DMZ - Rosalyn
Before he formed The Lyres, Jeff Connolly was in DMZ. Musically, both bands had pretty much the same approach although DMZ may have been a little rougher around the edges - never a bad thing. Here is a live version of The Pretty Thing's "Rosalyn".
The Disturbers - Coming To Your World
From somewhere in the wilds of Pennsylvania these guys show (to my ears anyway) a bit of a Dylan meets the Seeds influence. Some cool organ playing throughout definitely adds a nice touch. Good guitar solo too.
Norma Jenkins - Me Myself And I
Nice mid-tempo soul from this songstress that I must admit to having no previous knowledge of whatsoever until I heard this song on Kent's Carnival of Soul Vol 1 CD. With a lovely voice like she had it seems kind of surprising she never made it further.
The Spliffs - You Know What They'll Say

Power Pop lover that I am, this has been a favorite of mine for a really long time so I was really surprised when I did a search and found that in the 3+ years I've been doing this blog I had never posted this absolute gem of a record. So here it is. Enjoy.
William Penn Fyve - Blow Your Mind
It's hard to believe that this garage pounder by these 5 guys from Palo Alto, CA has never been comped. I don't remember where I got it from but it's a killer track.
Willie Tee - Teasin' You

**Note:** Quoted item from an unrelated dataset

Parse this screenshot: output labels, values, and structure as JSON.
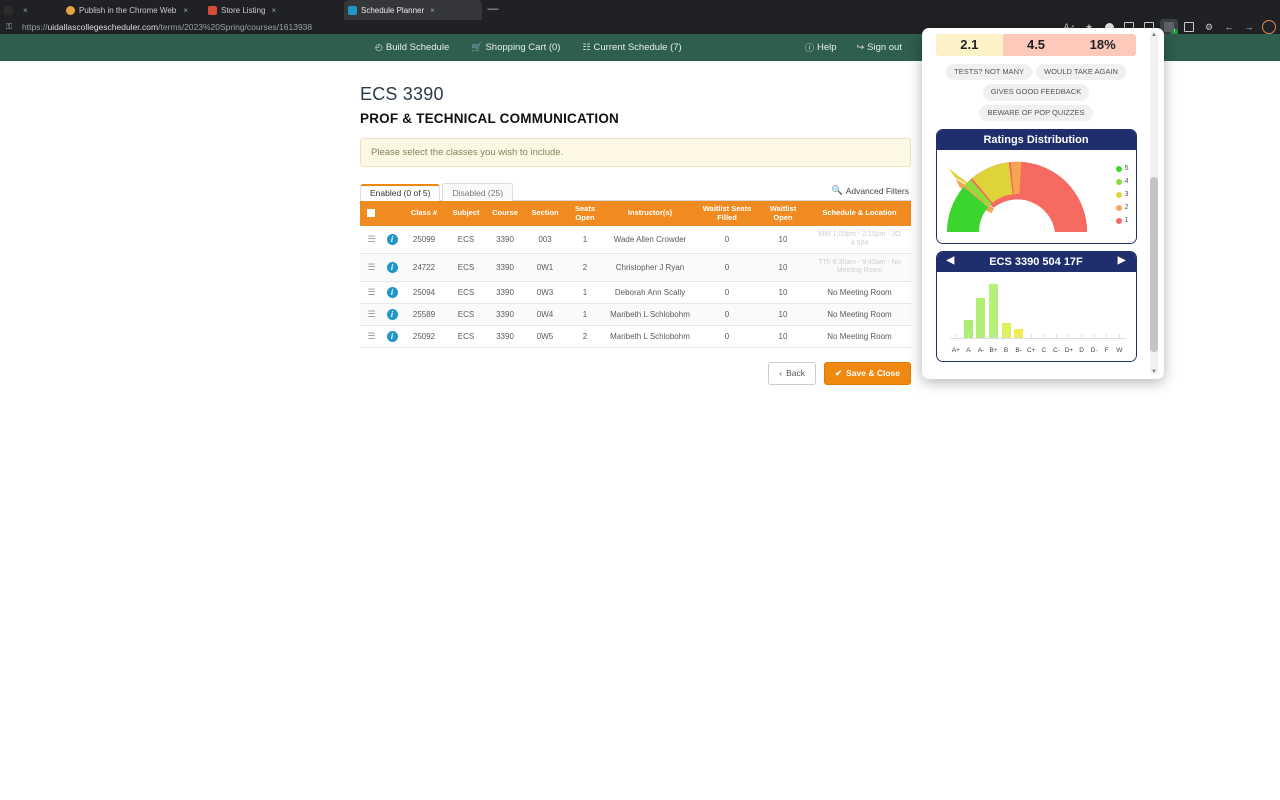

I saw Willie Tee in concert a few years ago and he could still sing as sweetly as ever. Sadly he passed away from colon cancer not long after that show. "Teasin..." was released as a single in March of 1965 on Atlantic Records with the fabulous "Walking Up A One-Way Street" as the b-side but it only made it up to number 97 on the Billboard Top 100.

There's no place else that I can go

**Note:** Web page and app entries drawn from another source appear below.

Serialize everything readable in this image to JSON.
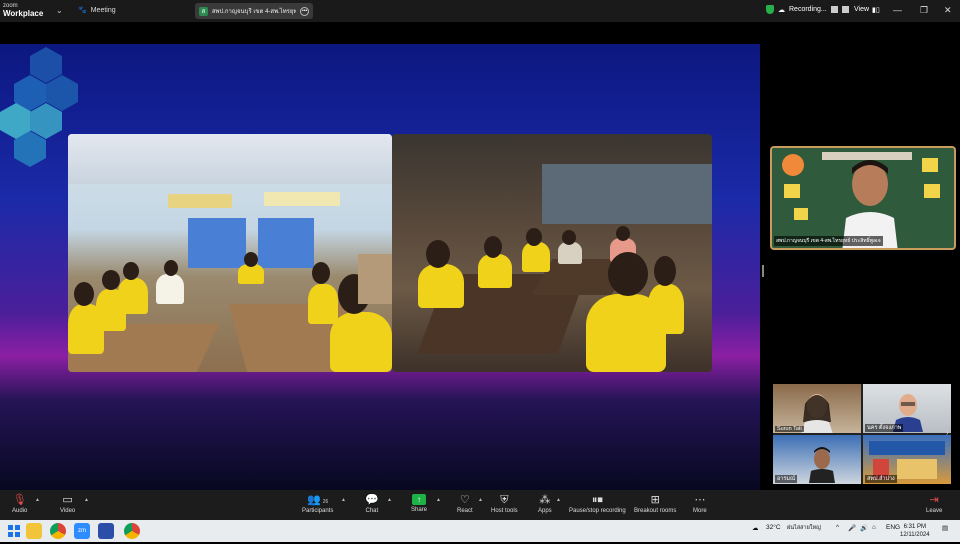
{
  "titlebar": {
    "brand_top": "zoom",
    "brand_bottom": "Workplace",
    "meeting_label": "Meeting",
    "meeting_tab_title": "สพป.กาญจนบุรี เขต 4-สพ.ไทรยุทธ์ ประ",
    "recording_label": "Recording...",
    "view_label": "View"
  },
  "speaker": {
    "name": "สพป.กาญจนบุรี เขต 4-สพ.ไทรยุทธ์ ประสิทธิ์พูลเจ"
  },
  "gallery": [
    {
      "name": "Surun Tati"
    },
    {
      "name": "นคร ตั้งจงภาพ"
    },
    {
      "name": "อารมณ์"
    },
    {
      "name": "สพป.ลำปาง"
    }
  ],
  "toolbar": {
    "audio": "Audio",
    "video": "Video",
    "participants": "Participants",
    "participants_count": "26",
    "chat": "Chat",
    "share": "Share",
    "react": "React",
    "host_tools": "Host tools",
    "apps": "Apps",
    "recording": "Pause/stop recording",
    "breakout": "Breakout rooms",
    "more": "More",
    "leave": "Leave"
  },
  "taskbar": {
    "weather": "32°C",
    "weather_desc": "ฝนไล่สายใหญ่",
    "lang": "ENG",
    "time": "6:31 PM",
    "date": "12/11/2024"
  },
  "colors": {
    "accent_share": "#1fb347",
    "leave": "#e24b4b",
    "stage_top": "#0c1780",
    "stage_mid": "#8b1fa3"
  }
}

Sunday, November 20, 2011

Norton Records Tribute

For any of you who might have missed my tribute to Norton Records this past Wednesday on Top Shelf Oldies, here it is on a bright and shiny brand new MP3 file. Last weekend was a blast and for those of you who were unable to take part in the festivities, or those of you who were there but want to relive the good times, you can go to my pal and photographer extroadinaire Jeff Cuyubamba's page on Garagepunk NYC to check out his pics. I hope to get in another post or two before the end of the year so for now I will just wish everyone out there in Cyberland a Happy Thanksgiving.

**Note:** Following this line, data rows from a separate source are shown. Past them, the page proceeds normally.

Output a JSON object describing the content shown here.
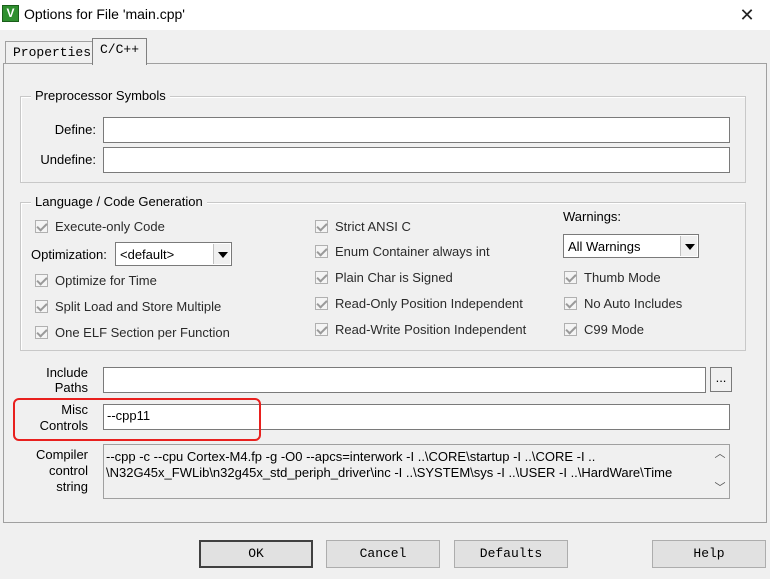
{
  "window": {
    "title": "Options for File 'main.cpp'",
    "icon": "keil-uvision-icon",
    "close_glyph": "✕"
  },
  "tabs": [
    {
      "label": "Properties",
      "active": false
    },
    {
      "label": "C/C++",
      "active": true
    }
  ],
  "preprocessor": {
    "title": "Preprocessor Symbols",
    "define_label": "Define:",
    "define_value": "",
    "undefine_label": "Undefine:",
    "undefine_value": ""
  },
  "language": {
    "title": "Language / Code Generation",
    "col1": [
      {
        "label": "Execute-only Code",
        "checked": true
      },
      {
        "label": "Optimize for Time",
        "checked": true
      },
      {
        "label": "Split Load and Store Multiple",
        "checked": true
      },
      {
        "label": "One ELF Section per Function",
        "checked": true
      }
    ],
    "optimization_label": "Optimization:",
    "optimization_value": "<default>",
    "col2": [
      {
        "label": "Strict ANSI C",
        "checked": true
      },
      {
        "label": "Enum Container always int",
        "checked": true
      },
      {
        "label": "Plain Char is Signed",
        "checked": true
      },
      {
        "label": "Read-Only Position Independent",
        "checked": true
      },
      {
        "label": "Read-Write Position Independent",
        "checked": true
      }
    ],
    "warnings_label": "Warnings:",
    "warnings_value": "All Warnings",
    "col3": [
      {
        "label": "Thumb Mode",
        "checked": true
      },
      {
        "label": "No Auto Includes",
        "checked": true
      },
      {
        "label": "C99 Mode",
        "checked": true
      }
    ]
  },
  "include_paths": {
    "label_line1": "Include",
    "label_line2": "Paths",
    "value": "",
    "browse_label": "..."
  },
  "misc_controls": {
    "label_line1": "Misc",
    "label_line2": "Controls",
    "value": "--cpp11"
  },
  "compiler_control": {
    "label_line1": "Compiler",
    "label_line2": "control",
    "label_line3": "string",
    "line1": "--cpp -c --cpu Cortex-M4.fp -g -O0 --apcs=interwork -I ..\\CORE\\startup -I ..\\CORE -I ..",
    "line2": "\\N32G45x_FWLib\\n32g45x_std_periph_driver\\inc -I ..\\SYSTEM\\sys -I ..\\USER -I ..\\HardWare\\Time"
  },
  "buttons": {
    "ok": "OK",
    "cancel": "Cancel",
    "defaults": "Defaults",
    "help": "Help"
  },
  "colors": {
    "highlight": "#e8201e",
    "dialog_bg": "#f0f0f0"
  }
}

NUMBER NINE TRAIN - DALE HAWKINS
THE WITCH - THE SONICS
THAT'S A PRETTY GOOD LOVE - BIG MAYBELLE
I GOT EYES - ANDRE WILLIAMS & THE ELDORADOS
SONG FOR JANIE - TIM BUCKLEY
HOW CAN YOU BE SO MEAN - JOHNNY ACE
KEEP A KNOCKIN' - BOBBY FULLER
ALLEY RAT - KING COLEMAN
24 HOURS (EVERYDAY) - THE HEADSTONES
LET'S TWIST (SLOW & EASY) - TED JARRETT
THE JADES - DON'T BE A FOOL
? AND THE MYSTERIANS - I NEED SOMEBODY
CHARLES LOOPER AND THE LOOPS - SHE'S MY BABY NOW
LITTLE BABY - TOMMY FACENDA
I GOT TO KNOW HIM - THE KITTENS
WATCH ME - THE TRACERS
TEENAGE HEAD - THE FLAMIN' GROOVIES
I DON'T CARE - FRANKIE DAY W/ THE JIM BALCOM ORCHESTRA
IT WON'T BE WRONG - THE BYRDS
OUT OF THIS WORLD - GINO WASHINGTON
WHAT A WAY TO DIE - THE PLEASURE SEEKERS
JITTERBUG MARY - THE DEL-VIKINGS
CONGO BONGO - BEN LEONARD & THE FURIES

Wednesday, November 16, 2011

Happy Anniversary Norton Records

November 2011 marks the 25th anniversary of Norton Records. The festivities were held this past weekend - from Thursday thru Sunday night and I have to say it was one of the best weekends I have had in a long long time. I will be paying tribute to Norton on my monthly radio show on Top Shelf Oldies tomorrow night, Wed., Nov. 16 at 8 PM EST. I apologize for the last minute notice but if you can't make it to the show I will be posting it online later in the week. Mucho thanks to Billy and Miriam for 25 years of some of the best Rock & Roll ever.